Exercise brief.
Among the lines of the records, count those containing the word "content", then give the number alone.

Information given.
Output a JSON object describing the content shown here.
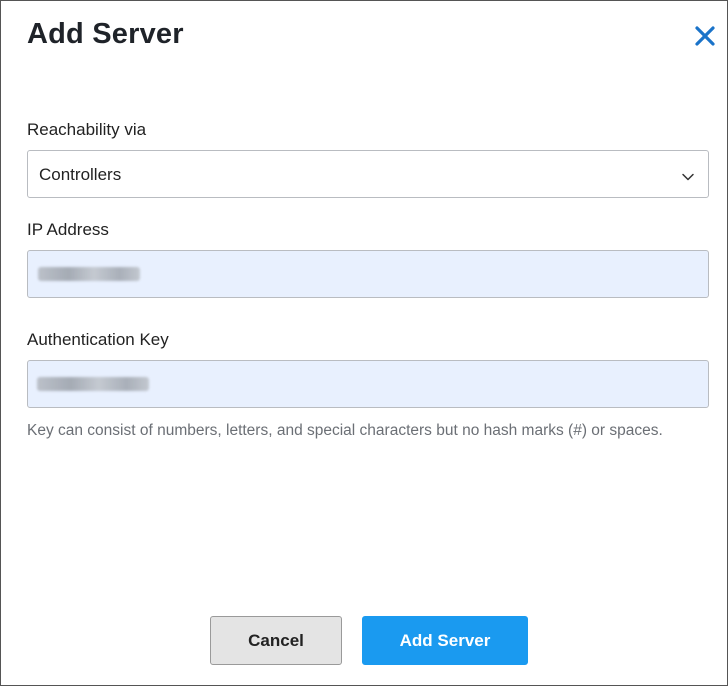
{
  "dialog": {
    "title": "Add Server",
    "close_icon": "close-icon"
  },
  "reachability": {
    "label": "Reachability via",
    "selected": "Controllers",
    "icon": "chevron-down-icon"
  },
  "ip_address": {
    "label": "IP Address",
    "value": ""
  },
  "auth_key": {
    "label": "Authentication Key",
    "value": "",
    "hint": "Key can consist of numbers, letters, and special characters but no hash marks (#) or spaces."
  },
  "buttons": {
    "cancel": "Cancel",
    "add": "Add Server"
  },
  "colors": {
    "accent": "#1a9af0",
    "close": "#1a73c9",
    "autofill_bg": "#e8f0fe"
  }
}
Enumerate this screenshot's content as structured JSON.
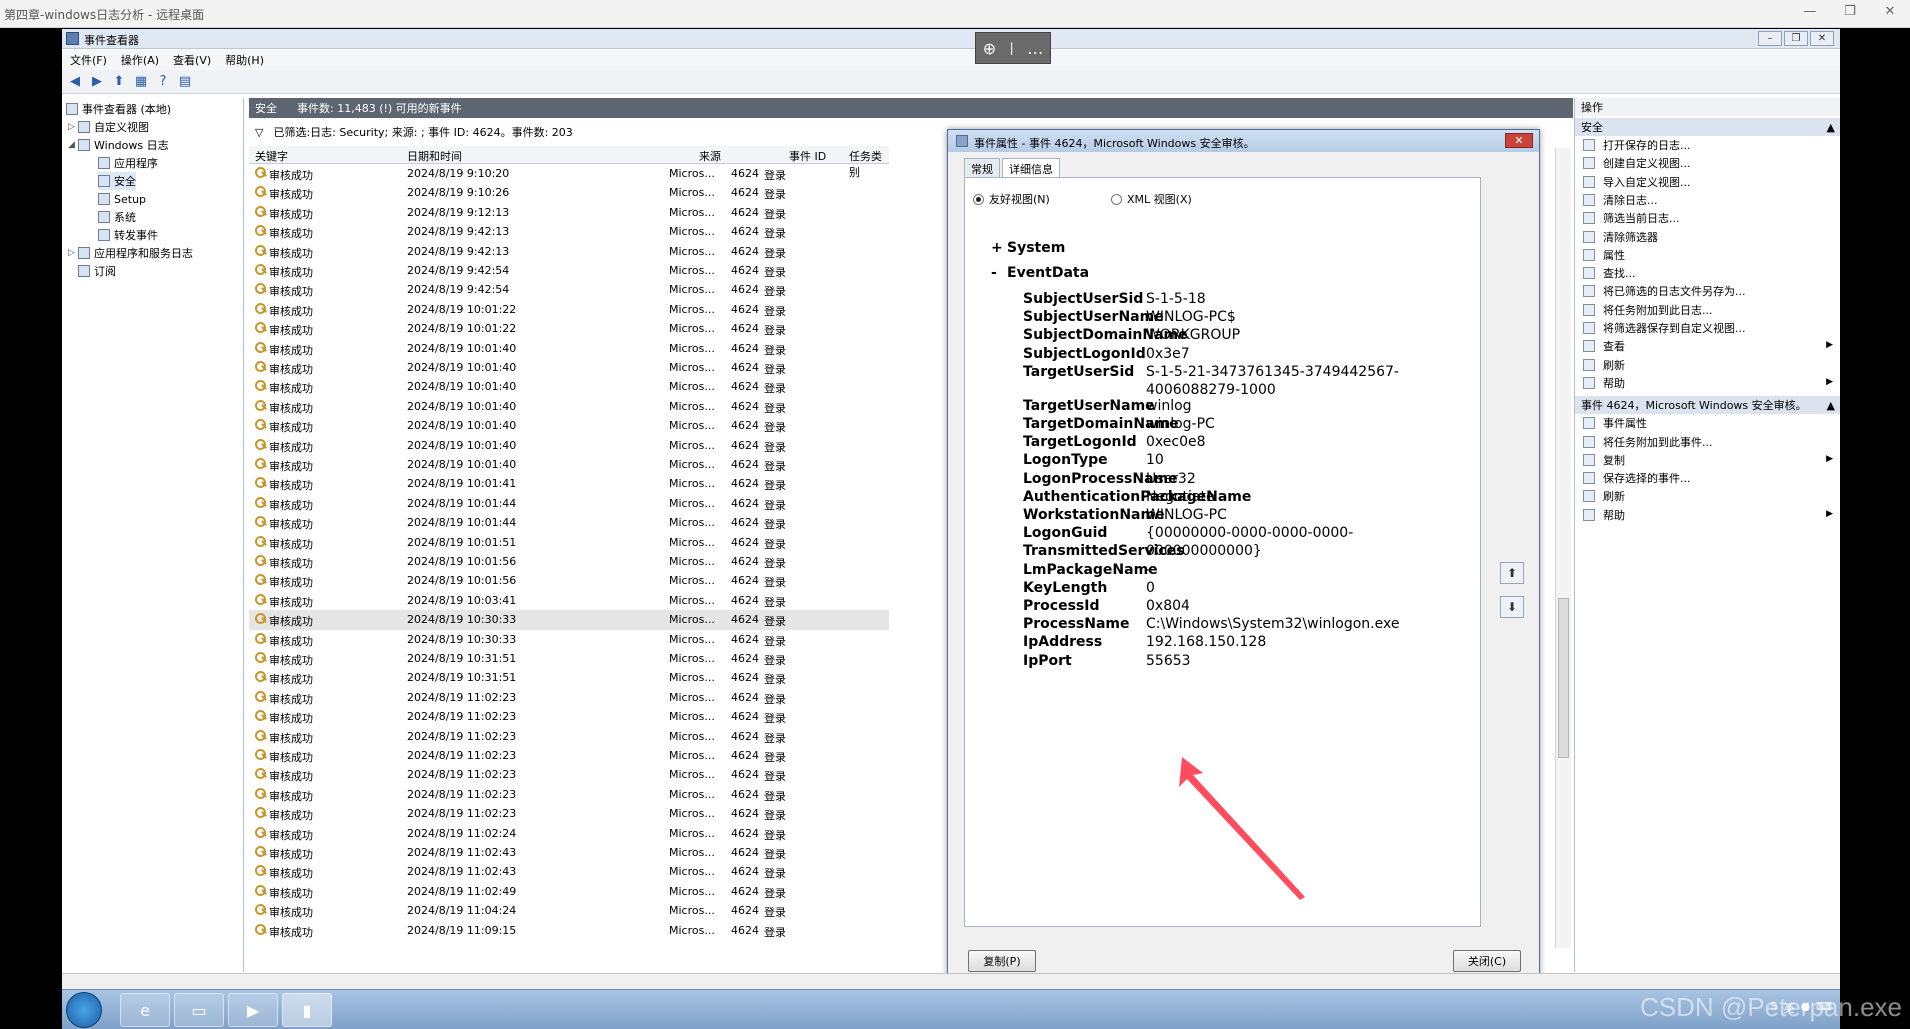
{
  "rdp": {
    "title": "第四章-windows日志分析 - 远程桌面",
    "zoom_icon": "zoom-in-icon",
    "more": "…"
  },
  "app": {
    "title": "事件查看器"
  },
  "menu": [
    "文件(F)",
    "操作(A)",
    "查看(V)",
    "帮助(H)"
  ],
  "tree": {
    "root": "事件查看器 (本地)",
    "custom": "自定义视图",
    "winlogs": "Windows 日志",
    "app": "应用程序",
    "security": "安全",
    "setup": "Setup",
    "system": "系统",
    "forwarded": "转发事件",
    "appsvc": "应用程序和服务日志",
    "subs": "订阅"
  },
  "mid": {
    "tab": "安全",
    "info": "事件数: 11,483 (!) 可用的新事件",
    "filter": "已筛选:日志: Security; 来源: ; 事件 ID: 4624。事件数: 203"
  },
  "columns": [
    "关键字",
    "日期和时间",
    "来源",
    "事件 ID",
    "任务类别"
  ],
  "rows": [
    {
      "k": "审核成功",
      "t": "2024/8/19 9:10:20",
      "s": "Micros...",
      "id": "4624",
      "c": "登录"
    },
    {
      "k": "审核成功",
      "t": "2024/8/19 9:10:26",
      "s": "Micros...",
      "id": "4624",
      "c": "登录"
    },
    {
      "k": "审核成功",
      "t": "2024/8/19 9:12:13",
      "s": "Micros...",
      "id": "4624",
      "c": "登录"
    },
    {
      "k": "审核成功",
      "t": "2024/8/19 9:42:13",
      "s": "Micros...",
      "id": "4624",
      "c": "登录"
    },
    {
      "k": "审核成功",
      "t": "2024/8/19 9:42:13",
      "s": "Micros...",
      "id": "4624",
      "c": "登录"
    },
    {
      "k": "审核成功",
      "t": "2024/8/19 9:42:54",
      "s": "Micros...",
      "id": "4624",
      "c": "登录"
    },
    {
      "k": "审核成功",
      "t": "2024/8/19 9:42:54",
      "s": "Micros...",
      "id": "4624",
      "c": "登录"
    },
    {
      "k": "审核成功",
      "t": "2024/8/19 10:01:22",
      "s": "Micros...",
      "id": "4624",
      "c": "登录"
    },
    {
      "k": "审核成功",
      "t": "2024/8/19 10:01:22",
      "s": "Micros...",
      "id": "4624",
      "c": "登录"
    },
    {
      "k": "审核成功",
      "t": "2024/8/19 10:01:40",
      "s": "Micros...",
      "id": "4624",
      "c": "登录"
    },
    {
      "k": "审核成功",
      "t": "2024/8/19 10:01:40",
      "s": "Micros...",
      "id": "4624",
      "c": "登录"
    },
    {
      "k": "审核成功",
      "t": "2024/8/19 10:01:40",
      "s": "Micros...",
      "id": "4624",
      "c": "登录"
    },
    {
      "k": "审核成功",
      "t": "2024/8/19 10:01:40",
      "s": "Micros...",
      "id": "4624",
      "c": "登录"
    },
    {
      "k": "审核成功",
      "t": "2024/8/19 10:01:40",
      "s": "Micros...",
      "id": "4624",
      "c": "登录"
    },
    {
      "k": "审核成功",
      "t": "2024/8/19 10:01:40",
      "s": "Micros...",
      "id": "4624",
      "c": "登录"
    },
    {
      "k": "审核成功",
      "t": "2024/8/19 10:01:40",
      "s": "Micros...",
      "id": "4624",
      "c": "登录"
    },
    {
      "k": "审核成功",
      "t": "2024/8/19 10:01:41",
      "s": "Micros...",
      "id": "4624",
      "c": "登录"
    },
    {
      "k": "审核成功",
      "t": "2024/8/19 10:01:44",
      "s": "Micros...",
      "id": "4624",
      "c": "登录"
    },
    {
      "k": "审核成功",
      "t": "2024/8/19 10:01:44",
      "s": "Micros...",
      "id": "4624",
      "c": "登录"
    },
    {
      "k": "审核成功",
      "t": "2024/8/19 10:01:51",
      "s": "Micros...",
      "id": "4624",
      "c": "登录"
    },
    {
      "k": "审核成功",
      "t": "2024/8/19 10:01:56",
      "s": "Micros...",
      "id": "4624",
      "c": "登录"
    },
    {
      "k": "审核成功",
      "t": "2024/8/19 10:01:56",
      "s": "Micros...",
      "id": "4624",
      "c": "登录"
    },
    {
      "k": "审核成功",
      "t": "2024/8/19 10:03:41",
      "s": "Micros...",
      "id": "4624",
      "c": "登录"
    },
    {
      "k": "审核成功",
      "t": "2024/8/19 10:30:33",
      "s": "Micros...",
      "id": "4624",
      "c": "登录",
      "sel": true
    },
    {
      "k": "审核成功",
      "t": "2024/8/19 10:30:33",
      "s": "Micros...",
      "id": "4624",
      "c": "登录"
    },
    {
      "k": "审核成功",
      "t": "2024/8/19 10:31:51",
      "s": "Micros...",
      "id": "4624",
      "c": "登录"
    },
    {
      "k": "审核成功",
      "t": "2024/8/19 10:31:51",
      "s": "Micros...",
      "id": "4624",
      "c": "登录"
    },
    {
      "k": "审核成功",
      "t": "2024/8/19 11:02:23",
      "s": "Micros...",
      "id": "4624",
      "c": "登录"
    },
    {
      "k": "审核成功",
      "t": "2024/8/19 11:02:23",
      "s": "Micros...",
      "id": "4624",
      "c": "登录"
    },
    {
      "k": "审核成功",
      "t": "2024/8/19 11:02:23",
      "s": "Micros...",
      "id": "4624",
      "c": "登录"
    },
    {
      "k": "审核成功",
      "t": "2024/8/19 11:02:23",
      "s": "Micros...",
      "id": "4624",
      "c": "登录"
    },
    {
      "k": "审核成功",
      "t": "2024/8/19 11:02:23",
      "s": "Micros...",
      "id": "4624",
      "c": "登录"
    },
    {
      "k": "审核成功",
      "t": "2024/8/19 11:02:23",
      "s": "Micros...",
      "id": "4624",
      "c": "登录"
    },
    {
      "k": "审核成功",
      "t": "2024/8/19 11:02:23",
      "s": "Micros...",
      "id": "4624",
      "c": "登录"
    },
    {
      "k": "审核成功",
      "t": "2024/8/19 11:02:24",
      "s": "Micros...",
      "id": "4624",
      "c": "登录"
    },
    {
      "k": "审核成功",
      "t": "2024/8/19 11:02:43",
      "s": "Micros...",
      "id": "4624",
      "c": "登录"
    },
    {
      "k": "审核成功",
      "t": "2024/8/19 11:02:43",
      "s": "Micros...",
      "id": "4624",
      "c": "登录"
    },
    {
      "k": "审核成功",
      "t": "2024/8/19 11:02:49",
      "s": "Micros...",
      "id": "4624",
      "c": "登录"
    },
    {
      "k": "审核成功",
      "t": "2024/8/19 11:04:24",
      "s": "Micros...",
      "id": "4624",
      "c": "登录"
    },
    {
      "k": "审核成功",
      "t": "2024/8/19 11:09:15",
      "s": "Micros...",
      "id": "4624",
      "c": "登录"
    }
  ],
  "dialog": {
    "title": "事件属性 - 事件 4624，Microsoft Windows 安全审核。",
    "tab_general": "常规",
    "tab_details": "详细信息",
    "friendly": "友好视图(N)",
    "xml": "XML 视图(X)",
    "system": "System",
    "eventdata": "EventData",
    "fields": [
      {
        "k": "SubjectUserSid",
        "v": "S-1-5-18"
      },
      {
        "k": "SubjectUserName",
        "v": "WINLOG-PC$"
      },
      {
        "k": "SubjectDomainName",
        "v": "WORKGROUP"
      },
      {
        "k": "SubjectLogonId",
        "v": "0x3e7"
      },
      {
        "k": "TargetUserSid",
        "v": "S-1-5-21-3473761345-3749442567-4006088279-1000"
      },
      {
        "k": "TargetUserName",
        "v": "winlog"
      },
      {
        "k": "TargetDomainName",
        "v": "winlog-PC"
      },
      {
        "k": "TargetLogonId",
        "v": "0xec0e8"
      },
      {
        "k": "LogonType",
        "v": "10"
      },
      {
        "k": "LogonProcessName",
        "v": "User32"
      },
      {
        "k": "AuthenticationPackageName",
        "v": "Negotiate"
      },
      {
        "k": "WorkstationName",
        "v": "WINLOG-PC"
      },
      {
        "k": "LogonGuid",
        "v": "{00000000-0000-0000-0000-000000000000}"
      },
      {
        "k": "TransmittedServices",
        "v": "-"
      },
      {
        "k": "LmPackageName",
        "v": "-"
      },
      {
        "k": "KeyLength",
        "v": "0"
      },
      {
        "k": "ProcessId",
        "v": "0x804"
      },
      {
        "k": "ProcessName",
        "v": "C:\\Windows\\System32\\winlogon.exe"
      },
      {
        "k": "IpAddress",
        "v": "192.168.150.128"
      },
      {
        "k": "IpPort",
        "v": "55653"
      }
    ],
    "copy": "复制(P)",
    "close": "关闭(C)"
  },
  "actions": {
    "head": "操作",
    "sec1": "安全",
    "items1": [
      "打开保存的日志...",
      "创建自定义视图...",
      "导入自定义视图...",
      "清除日志...",
      "筛选当前日志...",
      "清除筛选器",
      "属性",
      "查找...",
      "将已筛选的日志文件另存为...",
      "将任务附加到此日志...",
      "将筛选器保存到自定义视图...",
      "查看",
      "刷新",
      "帮助"
    ],
    "sec2": "事件 4624，Microsoft Windows 安全审核。",
    "items2": [
      "事件属性",
      "将任务附加到此事件...",
      "复制",
      "保存选择的事件...",
      "刷新",
      "帮助"
    ]
  },
  "watermark": "CSDN @Peterpan.exe",
  "tray_lang": "英"
}
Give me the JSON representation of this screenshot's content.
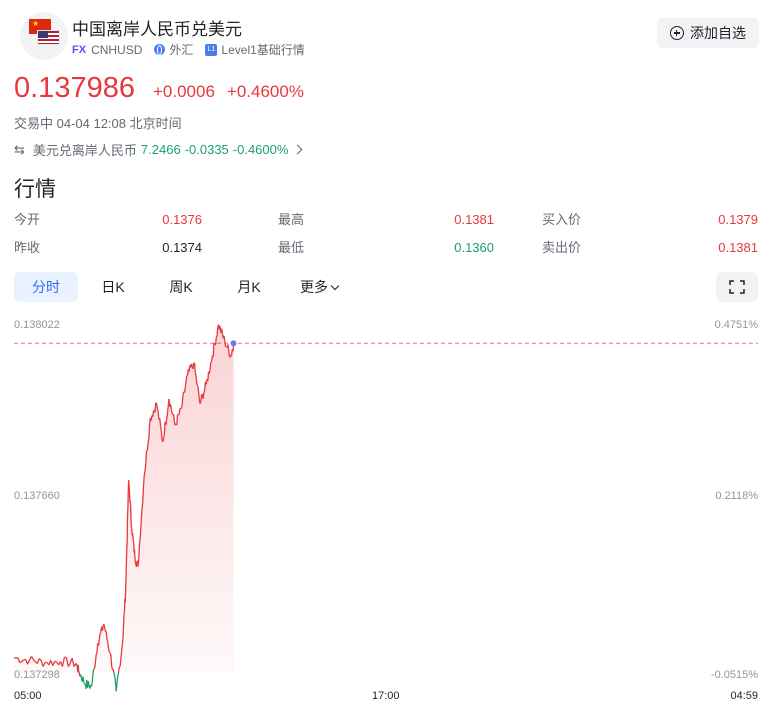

Solution to this exercise.
3